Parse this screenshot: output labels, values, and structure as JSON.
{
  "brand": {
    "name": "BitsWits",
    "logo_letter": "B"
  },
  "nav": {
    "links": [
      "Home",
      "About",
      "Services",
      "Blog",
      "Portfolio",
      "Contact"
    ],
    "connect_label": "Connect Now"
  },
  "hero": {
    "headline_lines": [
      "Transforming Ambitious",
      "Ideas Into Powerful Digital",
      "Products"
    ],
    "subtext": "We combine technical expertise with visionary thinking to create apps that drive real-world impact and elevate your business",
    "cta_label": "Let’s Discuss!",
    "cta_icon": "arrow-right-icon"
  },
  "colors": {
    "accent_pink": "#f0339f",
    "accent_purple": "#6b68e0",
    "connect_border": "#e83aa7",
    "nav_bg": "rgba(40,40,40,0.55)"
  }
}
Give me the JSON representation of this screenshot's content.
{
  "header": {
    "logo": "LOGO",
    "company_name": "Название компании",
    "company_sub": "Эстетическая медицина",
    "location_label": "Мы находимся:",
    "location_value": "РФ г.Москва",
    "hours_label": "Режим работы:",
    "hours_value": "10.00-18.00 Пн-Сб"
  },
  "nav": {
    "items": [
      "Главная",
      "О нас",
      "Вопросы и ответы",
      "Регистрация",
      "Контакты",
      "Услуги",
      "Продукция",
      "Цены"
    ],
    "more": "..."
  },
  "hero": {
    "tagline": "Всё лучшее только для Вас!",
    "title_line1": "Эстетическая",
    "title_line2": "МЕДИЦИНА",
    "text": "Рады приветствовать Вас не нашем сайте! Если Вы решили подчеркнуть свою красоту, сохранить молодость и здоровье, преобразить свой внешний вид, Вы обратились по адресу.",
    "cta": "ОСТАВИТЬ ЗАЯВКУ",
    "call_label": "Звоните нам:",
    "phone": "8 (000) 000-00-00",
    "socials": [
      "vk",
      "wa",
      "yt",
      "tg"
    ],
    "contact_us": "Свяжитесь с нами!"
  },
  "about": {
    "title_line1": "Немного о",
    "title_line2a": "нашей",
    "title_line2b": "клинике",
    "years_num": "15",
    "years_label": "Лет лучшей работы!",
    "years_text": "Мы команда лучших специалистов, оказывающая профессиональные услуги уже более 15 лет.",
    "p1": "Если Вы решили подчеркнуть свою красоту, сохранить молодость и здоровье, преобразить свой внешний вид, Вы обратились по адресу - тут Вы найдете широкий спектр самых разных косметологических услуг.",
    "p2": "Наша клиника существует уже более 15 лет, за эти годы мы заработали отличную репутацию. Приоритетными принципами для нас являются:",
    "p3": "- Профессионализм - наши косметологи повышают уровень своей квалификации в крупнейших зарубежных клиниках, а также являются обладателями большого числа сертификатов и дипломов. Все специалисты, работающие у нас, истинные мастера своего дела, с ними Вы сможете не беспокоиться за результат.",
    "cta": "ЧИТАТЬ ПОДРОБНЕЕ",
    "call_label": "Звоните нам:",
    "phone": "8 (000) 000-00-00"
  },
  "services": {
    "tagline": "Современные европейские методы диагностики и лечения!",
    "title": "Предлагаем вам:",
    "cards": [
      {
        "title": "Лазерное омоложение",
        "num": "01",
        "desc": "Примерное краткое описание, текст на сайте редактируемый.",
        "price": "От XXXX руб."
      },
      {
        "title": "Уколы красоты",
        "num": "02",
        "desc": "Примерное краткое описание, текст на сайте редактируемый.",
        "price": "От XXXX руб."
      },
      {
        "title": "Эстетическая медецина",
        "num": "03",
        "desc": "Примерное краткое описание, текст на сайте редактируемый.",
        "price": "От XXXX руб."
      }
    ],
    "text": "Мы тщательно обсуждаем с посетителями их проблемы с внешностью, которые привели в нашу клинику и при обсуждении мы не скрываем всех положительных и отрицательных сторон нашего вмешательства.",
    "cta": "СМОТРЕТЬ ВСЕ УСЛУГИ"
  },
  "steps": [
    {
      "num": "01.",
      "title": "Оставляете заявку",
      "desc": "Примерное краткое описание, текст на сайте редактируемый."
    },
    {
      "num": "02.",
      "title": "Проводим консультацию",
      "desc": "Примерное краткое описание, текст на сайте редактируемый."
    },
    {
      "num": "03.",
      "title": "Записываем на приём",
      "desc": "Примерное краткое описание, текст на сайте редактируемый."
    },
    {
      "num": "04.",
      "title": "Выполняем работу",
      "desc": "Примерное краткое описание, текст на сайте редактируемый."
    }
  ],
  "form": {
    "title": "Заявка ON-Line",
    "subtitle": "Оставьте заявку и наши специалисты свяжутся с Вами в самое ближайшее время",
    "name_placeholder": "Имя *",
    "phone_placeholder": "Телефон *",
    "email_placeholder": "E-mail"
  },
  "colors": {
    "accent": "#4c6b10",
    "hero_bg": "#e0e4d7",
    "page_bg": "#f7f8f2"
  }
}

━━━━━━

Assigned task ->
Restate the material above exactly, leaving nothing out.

Written solution ->
Parse this screenshot: output labels, values, and structure as JSON.
{
  "brand": {
    "name": "BitsWits",
    "logo_letter": "B"
  },
  "nav": {
    "links": [
      "Home",
      "About",
      "Services",
      "Blog",
      "Portfolio",
      "Contact"
    ],
    "connect_label": "Connect Now"
  },
  "hero": {
    "headline_lines": [
      "Transforming Ambitious",
      "Ideas Into Powerful Digital",
      "Products"
    ],
    "subtext": "We combine technical expertise with visionary thinking to create apps that drive real-world impact and elevate your business",
    "cta_label": "Let’s Discuss!",
    "cta_icon": "arrow-right-icon"
  },
  "colors": {
    "accent_pink": "#f0339f",
    "accent_purple": "#6b68e0",
    "connect_border": "#e83aa7",
    "nav_bg": "rgba(40,40,40,0.55)"
  }
}
Give me the JSON representation of this screenshot's content.
{
  "header": {
    "logo": "LOGO",
    "company_name": "Название компании",
    "company_sub": "Эстетическая медицина",
    "location_label": "Мы находимся:",
    "location_value": "РФ г.Москва",
    "hours_label": "Режим работы:",
    "hours_value": "10.00-18.00 Пн-Сб"
  },
  "nav": {
    "items": [
      "Главная",
      "О нас",
      "Вопросы и ответы",
      "Регистрация",
      "Контакты",
      "Услуги",
      "Продукция",
      "Цены"
    ],
    "more": "..."
  },
  "hero": {
    "tagline": "Всё лучшее только для Вас!",
    "title_line1": "Эстетическая",
    "title_line2": "МЕДИЦИНА",
    "text": "Рады приветствовать Вас не нашем сайте! Если Вы решили подчеркнуть свою красоту, сохранить молодость и здоровье, преобразить свой внешний вид, Вы обратились по адресу.",
    "cta": "ОСТАВИТЬ ЗАЯВКУ",
    "call_label": "Звоните нам:",
    "phone": "8 (000) 000-00-00",
    "socials": [
      "vk",
      "wa",
      "yt",
      "tg"
    ],
    "contact_us": "Свяжитесь с нами!"
  },
  "about": {
    "title_line1": "Немного о",
    "title_line2a": "нашей",
    "title_line2b": "клинике",
    "years_num": "15",
    "years_label": "Лет лучшей работы!",
    "years_text": "Мы команда лучших специалистов, оказывающая профессиональные услуги уже более 15 лет.",
    "p1": "Если Вы решили подчеркнуть свою красоту, сохранить молодость и здоровье, преобразить свой внешний вид, Вы обратились по адресу - тут Вы найдете широкий спектр самых разных косметологических услуг.",
    "p2": "Наша клиника существует уже более 15 лет, за эти годы мы заработали отличную репутацию. Приоритетными принципами для нас являются:",
    "p3": "- Профессионализм - наши косметологи повышают уровень своей квалификации в крупнейших зарубежных клиниках, а также являются обладателями большого числа сертификатов и дипломов. Все специалисты, работающие у нас, истинные мастера своего дела, с ними Вы сможете не беспокоиться за результат.",
    "cta": "ЧИТАТЬ ПОДРОБНЕЕ",
    "call_label": "Звоните нам:",
    "phone": "8 (000) 000-00-00"
  },
  "services": {
    "tagline": "Современные европейские методы диагностики и лечения!",
    "title": "Предлагаем вам:",
    "cards": [
      {
        "title": "Лазерное омоложение",
        "num": "01",
        "desc": "Примерное краткое описание, текст на сайте редактируемый.",
        "price": "От XXXX руб."
      },
      {
        "title": "Уколы красоты",
        "num": "02",
        "desc": "Примерное краткое описание, текст на сайте редактируемый.",
        "price": "От XXXX руб."
      },
      {
        "title": "Эстетическая медецина",
        "num": "03",
        "desc": "Примерное краткое описание, текст на сайте редактируемый.",
        "price": "От XXXX руб."
      }
    ],
    "text": "Мы тщательно обсуждаем с посетителями их проблемы с внешностью, которые привели в нашу клинику и при обсуждении мы не скрываем всех положительных и отрицательных сторон нашего вмешательства.",
    "cta": "СМОТРЕТЬ ВСЕ УСЛУГИ"
  },
  "steps": [
    {
      "num": "01.",
      "title": "Оставляете заявку",
      "desc": "Примерное краткое описание, текст на сайте редактируемый."
    },
    {
      "num": "02.",
      "title": "Проводим консультацию",
      "desc": "Примерное краткое описание, текст на сайте редактируемый."
    },
    {
      "num": "03.",
      "title": "Записываем на приём",
      "desc": "Примерное краткое описание, текст на сайте редактируемый."
    },
    {
      "num": "04.",
      "title": "Выполняем работу",
      "desc": "Примерное краткое описание, текст на сайте редактируемый."
    }
  ],
  "form": {
    "title": "Заявка ON-Line",
    "subtitle": "Оставьте заявку и наши специалисты свяжутся с Вами в самое ближайшее время",
    "name_placeholder": "Имя *",
    "phone_placeholder": "Телефон *",
    "email_placeholder": "E-mail"
  },
  "colors": {
    "accent": "#4c6b10",
    "hero_bg": "#e0e4d7",
    "page_bg": "#f7f8f2"
  }
}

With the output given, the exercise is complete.